**Exercise instructions**
Below are the records; copy out every line that holds the word "поколение".

**Raw data**
= = = = = = =

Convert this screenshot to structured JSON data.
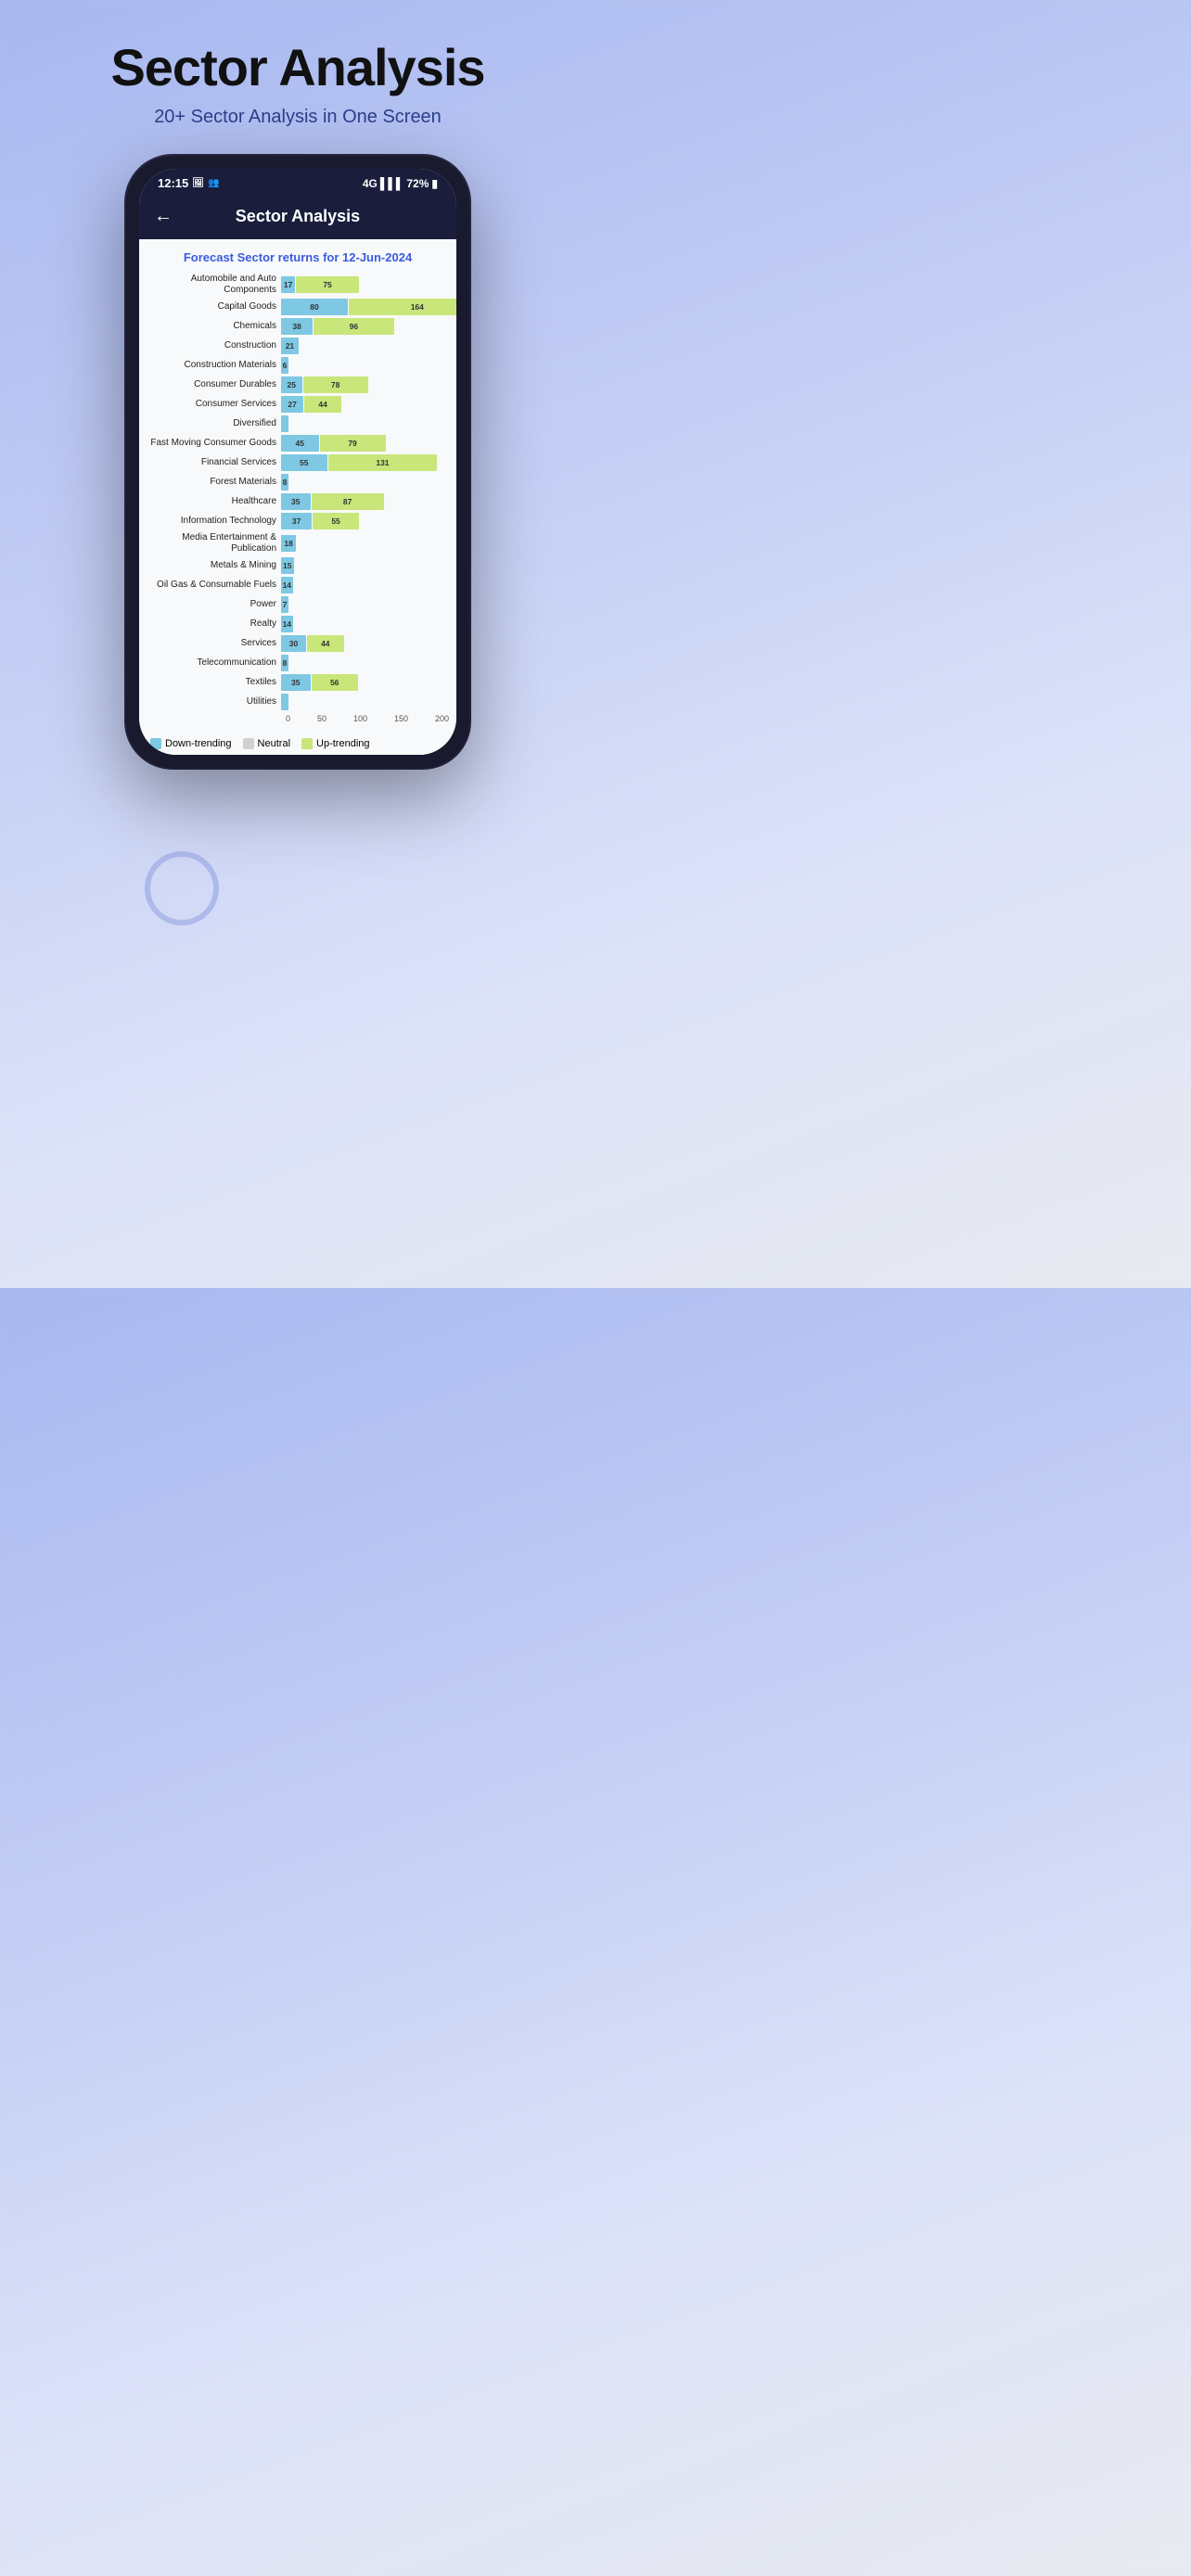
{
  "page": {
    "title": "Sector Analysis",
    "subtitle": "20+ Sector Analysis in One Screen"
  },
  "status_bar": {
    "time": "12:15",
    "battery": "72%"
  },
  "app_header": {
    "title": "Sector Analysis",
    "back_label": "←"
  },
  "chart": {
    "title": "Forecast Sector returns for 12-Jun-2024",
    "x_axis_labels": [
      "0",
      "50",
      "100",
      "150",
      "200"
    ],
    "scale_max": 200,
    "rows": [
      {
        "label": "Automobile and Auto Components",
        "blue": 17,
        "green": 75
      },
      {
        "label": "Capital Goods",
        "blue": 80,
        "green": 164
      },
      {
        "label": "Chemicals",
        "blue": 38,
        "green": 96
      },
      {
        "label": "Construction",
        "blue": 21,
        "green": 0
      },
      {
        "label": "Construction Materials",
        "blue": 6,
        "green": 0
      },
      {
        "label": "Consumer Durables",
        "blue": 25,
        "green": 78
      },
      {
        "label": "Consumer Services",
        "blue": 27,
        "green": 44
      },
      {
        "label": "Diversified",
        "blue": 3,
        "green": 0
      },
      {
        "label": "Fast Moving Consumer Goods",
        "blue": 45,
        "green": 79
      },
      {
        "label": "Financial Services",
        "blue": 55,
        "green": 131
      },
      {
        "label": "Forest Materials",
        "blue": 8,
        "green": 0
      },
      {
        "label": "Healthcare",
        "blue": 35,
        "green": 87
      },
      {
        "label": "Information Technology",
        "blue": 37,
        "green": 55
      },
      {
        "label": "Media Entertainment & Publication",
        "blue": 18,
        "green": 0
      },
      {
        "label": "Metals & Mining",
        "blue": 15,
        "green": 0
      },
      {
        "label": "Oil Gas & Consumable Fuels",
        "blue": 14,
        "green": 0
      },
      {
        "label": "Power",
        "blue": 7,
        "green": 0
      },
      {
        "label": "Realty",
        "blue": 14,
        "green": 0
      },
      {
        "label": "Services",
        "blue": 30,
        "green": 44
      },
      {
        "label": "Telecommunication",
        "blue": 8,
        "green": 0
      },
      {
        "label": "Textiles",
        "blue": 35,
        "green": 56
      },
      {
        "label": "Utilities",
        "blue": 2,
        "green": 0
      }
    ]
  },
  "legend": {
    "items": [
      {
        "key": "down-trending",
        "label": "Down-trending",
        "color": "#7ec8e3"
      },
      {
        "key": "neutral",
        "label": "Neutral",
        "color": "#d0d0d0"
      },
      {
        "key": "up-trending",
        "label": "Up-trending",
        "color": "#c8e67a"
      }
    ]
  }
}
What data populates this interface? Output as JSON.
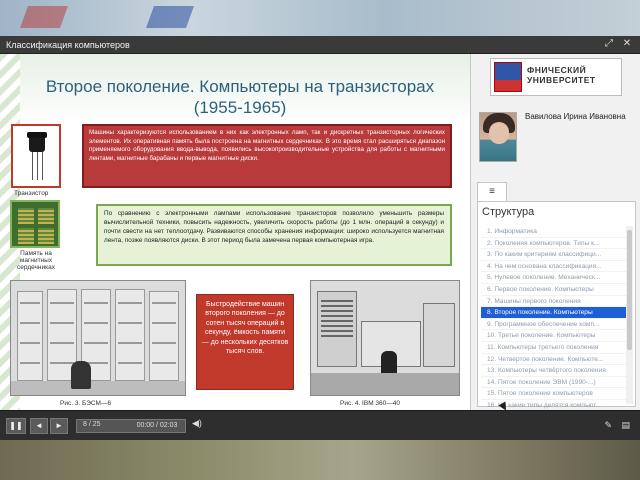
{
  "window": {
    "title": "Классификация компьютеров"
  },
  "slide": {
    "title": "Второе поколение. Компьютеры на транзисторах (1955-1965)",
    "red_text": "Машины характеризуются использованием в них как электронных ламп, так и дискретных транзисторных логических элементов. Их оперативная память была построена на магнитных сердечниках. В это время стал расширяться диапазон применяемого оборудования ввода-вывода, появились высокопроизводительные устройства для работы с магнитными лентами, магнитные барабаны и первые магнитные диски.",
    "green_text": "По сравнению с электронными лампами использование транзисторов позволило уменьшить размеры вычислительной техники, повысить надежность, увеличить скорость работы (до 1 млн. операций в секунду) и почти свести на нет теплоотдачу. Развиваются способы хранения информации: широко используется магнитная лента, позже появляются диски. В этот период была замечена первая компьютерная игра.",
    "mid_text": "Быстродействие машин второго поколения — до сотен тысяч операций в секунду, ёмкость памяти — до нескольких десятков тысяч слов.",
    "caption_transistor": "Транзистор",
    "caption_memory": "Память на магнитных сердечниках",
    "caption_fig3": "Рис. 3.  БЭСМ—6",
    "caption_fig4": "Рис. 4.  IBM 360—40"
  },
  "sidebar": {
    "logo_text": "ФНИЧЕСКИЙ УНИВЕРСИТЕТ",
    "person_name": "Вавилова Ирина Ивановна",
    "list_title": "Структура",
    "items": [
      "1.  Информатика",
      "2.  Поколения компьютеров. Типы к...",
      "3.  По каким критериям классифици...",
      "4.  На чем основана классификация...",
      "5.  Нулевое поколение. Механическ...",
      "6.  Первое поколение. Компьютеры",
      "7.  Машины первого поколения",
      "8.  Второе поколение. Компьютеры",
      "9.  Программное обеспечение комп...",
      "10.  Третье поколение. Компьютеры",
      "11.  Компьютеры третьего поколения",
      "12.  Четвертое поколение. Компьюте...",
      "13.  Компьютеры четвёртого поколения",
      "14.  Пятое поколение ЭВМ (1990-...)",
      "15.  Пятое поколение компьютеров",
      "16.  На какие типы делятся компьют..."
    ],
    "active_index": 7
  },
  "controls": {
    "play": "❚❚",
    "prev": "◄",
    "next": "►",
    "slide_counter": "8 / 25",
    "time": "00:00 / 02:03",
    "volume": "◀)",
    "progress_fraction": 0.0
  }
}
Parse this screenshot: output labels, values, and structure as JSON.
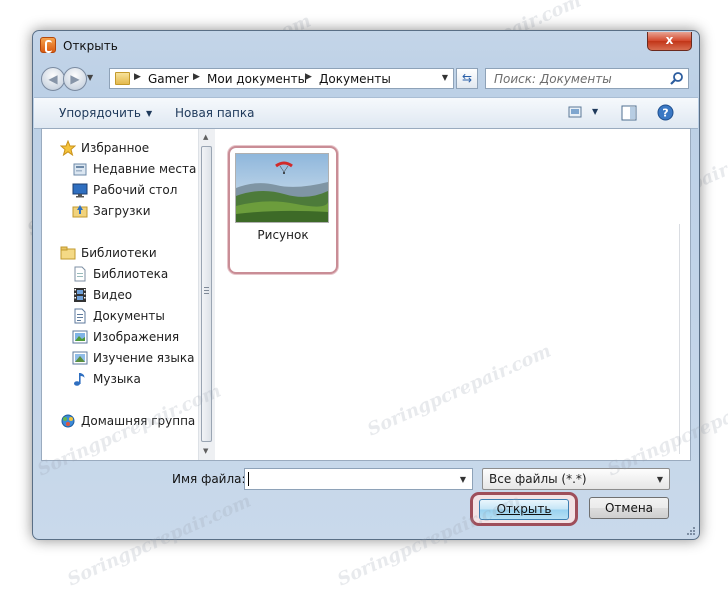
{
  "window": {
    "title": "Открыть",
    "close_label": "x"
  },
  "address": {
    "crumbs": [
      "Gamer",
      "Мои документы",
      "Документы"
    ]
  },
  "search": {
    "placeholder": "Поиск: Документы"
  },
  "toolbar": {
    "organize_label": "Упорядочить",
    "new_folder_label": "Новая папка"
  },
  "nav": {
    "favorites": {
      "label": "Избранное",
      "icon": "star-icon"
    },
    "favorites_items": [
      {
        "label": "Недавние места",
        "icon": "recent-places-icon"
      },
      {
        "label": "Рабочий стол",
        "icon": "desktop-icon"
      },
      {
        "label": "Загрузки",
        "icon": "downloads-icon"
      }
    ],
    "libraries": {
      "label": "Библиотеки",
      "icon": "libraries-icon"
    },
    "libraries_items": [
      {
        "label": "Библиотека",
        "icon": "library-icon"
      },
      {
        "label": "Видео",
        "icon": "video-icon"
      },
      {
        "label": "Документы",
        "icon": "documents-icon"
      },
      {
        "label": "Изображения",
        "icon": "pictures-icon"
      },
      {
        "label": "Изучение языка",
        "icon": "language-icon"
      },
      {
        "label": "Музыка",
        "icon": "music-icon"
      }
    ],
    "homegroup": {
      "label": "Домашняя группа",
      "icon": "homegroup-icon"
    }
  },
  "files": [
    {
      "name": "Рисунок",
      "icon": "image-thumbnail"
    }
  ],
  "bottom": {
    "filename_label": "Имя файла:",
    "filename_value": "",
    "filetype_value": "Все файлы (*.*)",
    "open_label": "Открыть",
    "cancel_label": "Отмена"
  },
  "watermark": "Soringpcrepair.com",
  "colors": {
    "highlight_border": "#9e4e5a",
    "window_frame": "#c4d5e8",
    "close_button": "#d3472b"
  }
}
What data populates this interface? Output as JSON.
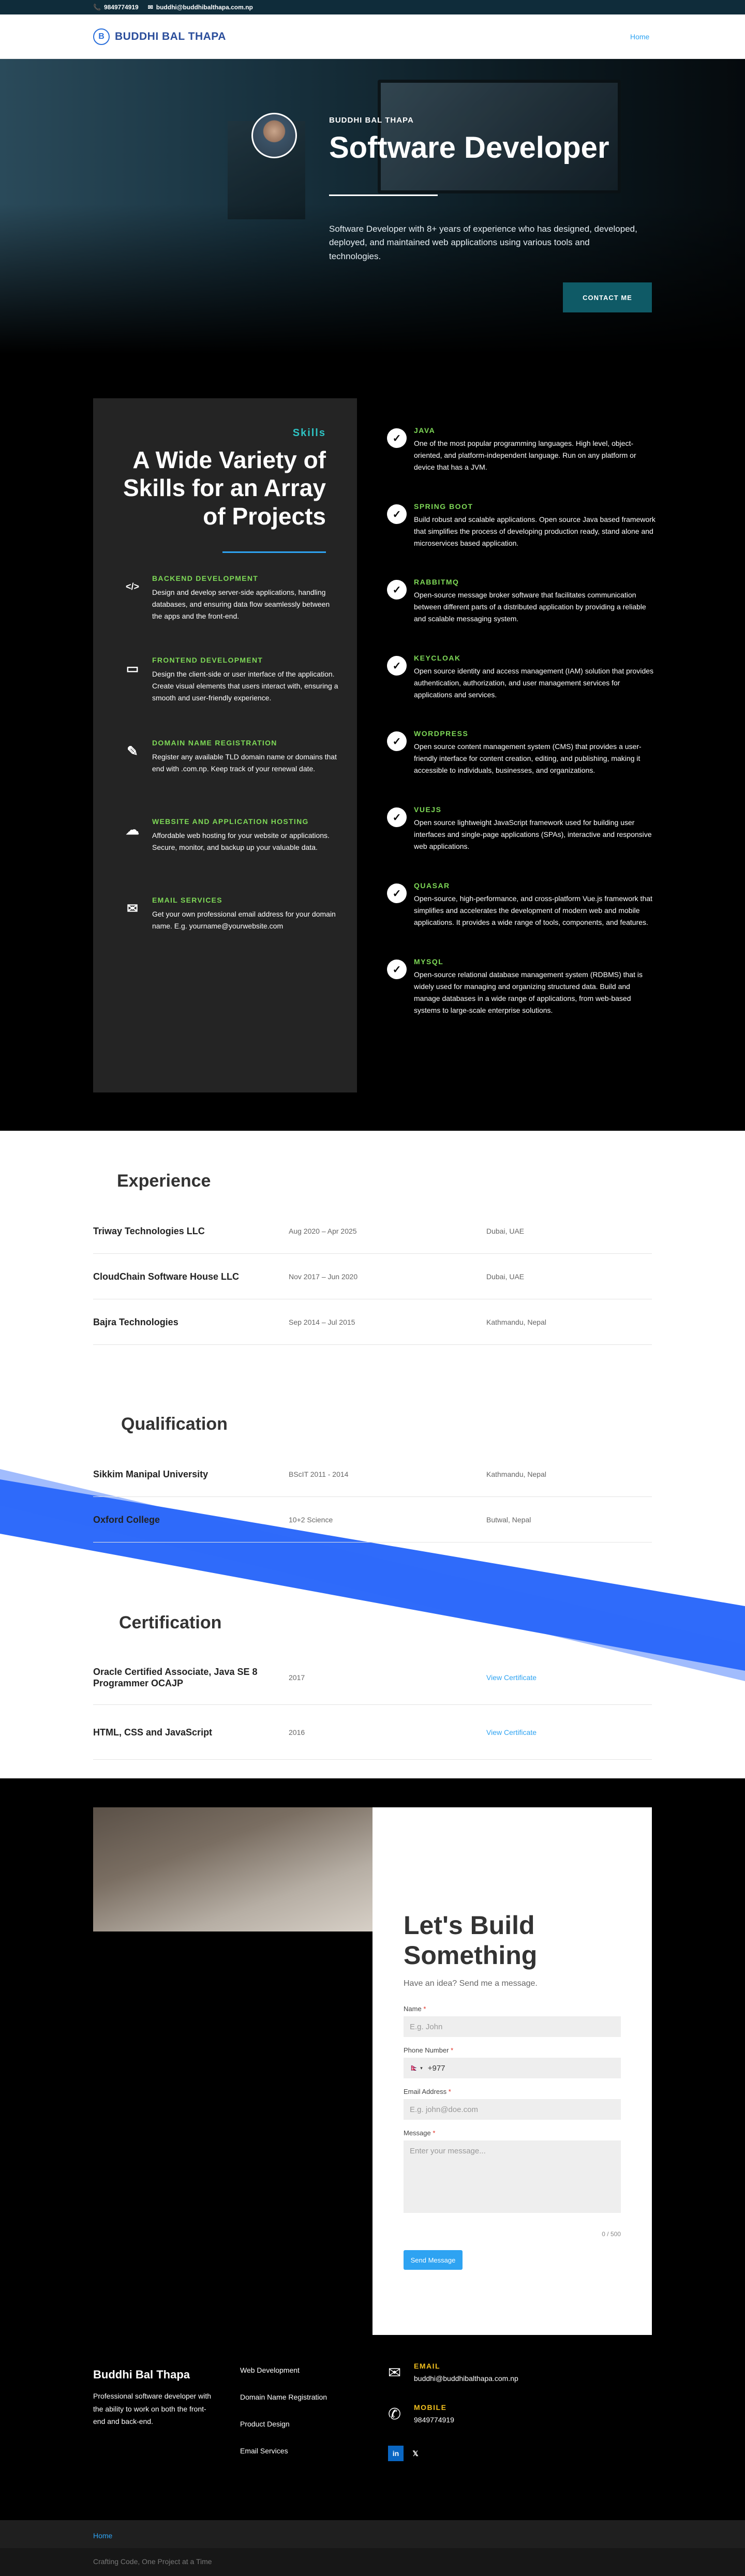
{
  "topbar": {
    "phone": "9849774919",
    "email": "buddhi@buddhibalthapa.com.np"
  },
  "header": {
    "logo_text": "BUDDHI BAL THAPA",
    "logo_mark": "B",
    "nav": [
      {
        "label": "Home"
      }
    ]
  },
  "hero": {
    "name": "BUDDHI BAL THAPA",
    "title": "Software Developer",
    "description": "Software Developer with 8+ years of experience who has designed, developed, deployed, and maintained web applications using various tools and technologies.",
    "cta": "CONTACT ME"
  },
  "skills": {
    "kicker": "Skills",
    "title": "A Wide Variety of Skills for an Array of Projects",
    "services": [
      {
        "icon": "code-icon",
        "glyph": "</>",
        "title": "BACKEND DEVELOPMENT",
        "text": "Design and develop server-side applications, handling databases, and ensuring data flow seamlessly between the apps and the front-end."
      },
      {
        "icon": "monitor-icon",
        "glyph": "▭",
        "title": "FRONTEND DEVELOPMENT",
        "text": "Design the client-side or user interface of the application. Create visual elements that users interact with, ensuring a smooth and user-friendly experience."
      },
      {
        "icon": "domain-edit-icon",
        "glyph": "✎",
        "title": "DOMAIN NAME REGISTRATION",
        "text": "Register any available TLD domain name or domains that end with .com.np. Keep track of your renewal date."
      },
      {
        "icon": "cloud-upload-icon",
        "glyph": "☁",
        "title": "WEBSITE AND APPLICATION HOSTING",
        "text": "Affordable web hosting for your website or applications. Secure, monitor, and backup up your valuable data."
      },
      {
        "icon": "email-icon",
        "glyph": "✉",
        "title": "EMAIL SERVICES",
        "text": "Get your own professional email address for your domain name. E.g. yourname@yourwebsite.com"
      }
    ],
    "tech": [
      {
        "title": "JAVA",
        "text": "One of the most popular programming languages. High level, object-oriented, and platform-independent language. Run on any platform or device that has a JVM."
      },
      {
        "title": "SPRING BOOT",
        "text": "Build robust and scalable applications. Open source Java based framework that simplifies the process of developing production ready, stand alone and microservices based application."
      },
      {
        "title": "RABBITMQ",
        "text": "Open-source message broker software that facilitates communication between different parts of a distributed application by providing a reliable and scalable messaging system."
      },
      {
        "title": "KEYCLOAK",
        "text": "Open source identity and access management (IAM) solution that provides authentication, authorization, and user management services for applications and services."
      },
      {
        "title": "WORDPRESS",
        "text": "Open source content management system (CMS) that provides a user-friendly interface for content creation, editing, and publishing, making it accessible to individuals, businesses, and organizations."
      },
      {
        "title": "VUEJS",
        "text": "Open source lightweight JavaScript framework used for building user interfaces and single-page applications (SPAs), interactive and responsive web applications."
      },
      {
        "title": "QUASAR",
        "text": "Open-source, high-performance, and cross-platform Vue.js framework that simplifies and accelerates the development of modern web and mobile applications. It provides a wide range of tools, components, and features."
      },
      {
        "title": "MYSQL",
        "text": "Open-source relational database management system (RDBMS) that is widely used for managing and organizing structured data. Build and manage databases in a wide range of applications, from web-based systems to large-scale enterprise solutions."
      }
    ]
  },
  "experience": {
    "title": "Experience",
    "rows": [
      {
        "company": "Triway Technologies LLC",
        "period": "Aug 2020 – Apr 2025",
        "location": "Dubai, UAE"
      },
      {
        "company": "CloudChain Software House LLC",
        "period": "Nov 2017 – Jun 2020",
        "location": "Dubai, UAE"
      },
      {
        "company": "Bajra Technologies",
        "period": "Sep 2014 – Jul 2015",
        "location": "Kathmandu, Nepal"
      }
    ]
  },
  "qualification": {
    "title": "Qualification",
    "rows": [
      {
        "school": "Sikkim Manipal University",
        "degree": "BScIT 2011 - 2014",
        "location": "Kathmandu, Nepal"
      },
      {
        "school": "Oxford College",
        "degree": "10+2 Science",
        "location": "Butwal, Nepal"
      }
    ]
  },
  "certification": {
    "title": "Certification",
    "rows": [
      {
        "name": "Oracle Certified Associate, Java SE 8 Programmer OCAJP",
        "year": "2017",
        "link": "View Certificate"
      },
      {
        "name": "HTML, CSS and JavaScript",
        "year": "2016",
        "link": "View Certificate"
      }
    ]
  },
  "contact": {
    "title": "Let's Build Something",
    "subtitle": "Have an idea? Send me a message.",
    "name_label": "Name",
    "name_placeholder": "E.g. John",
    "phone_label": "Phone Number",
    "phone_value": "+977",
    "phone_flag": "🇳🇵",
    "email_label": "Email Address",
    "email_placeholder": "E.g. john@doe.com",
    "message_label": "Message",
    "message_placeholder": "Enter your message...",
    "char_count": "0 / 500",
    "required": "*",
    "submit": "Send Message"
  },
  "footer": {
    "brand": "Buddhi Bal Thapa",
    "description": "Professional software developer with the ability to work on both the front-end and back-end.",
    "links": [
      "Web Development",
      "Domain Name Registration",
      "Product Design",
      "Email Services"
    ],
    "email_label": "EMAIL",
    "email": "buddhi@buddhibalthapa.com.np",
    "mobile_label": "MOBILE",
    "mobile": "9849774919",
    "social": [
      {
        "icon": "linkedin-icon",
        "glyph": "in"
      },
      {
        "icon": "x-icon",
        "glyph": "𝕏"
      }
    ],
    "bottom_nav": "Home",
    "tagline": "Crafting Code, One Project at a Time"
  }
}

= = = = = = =

**Written solution**
    "title": "Второе поколение. Компьютеры на транзисторах (1955-1965)",
      "5.  Нулевое поколение. Механическ...",
      "6.  Первое поколение. Компьютеры",
      "8.  Второе поколение. Компьютеры",
      "10.  Третье поколение. Компьютеры",
      "12.  Четвертое поколение. Компьюте...",
      "14.  Пятое поколение ЭВМ (1990-...)",
      "15.  Пятое поколение компьютеров",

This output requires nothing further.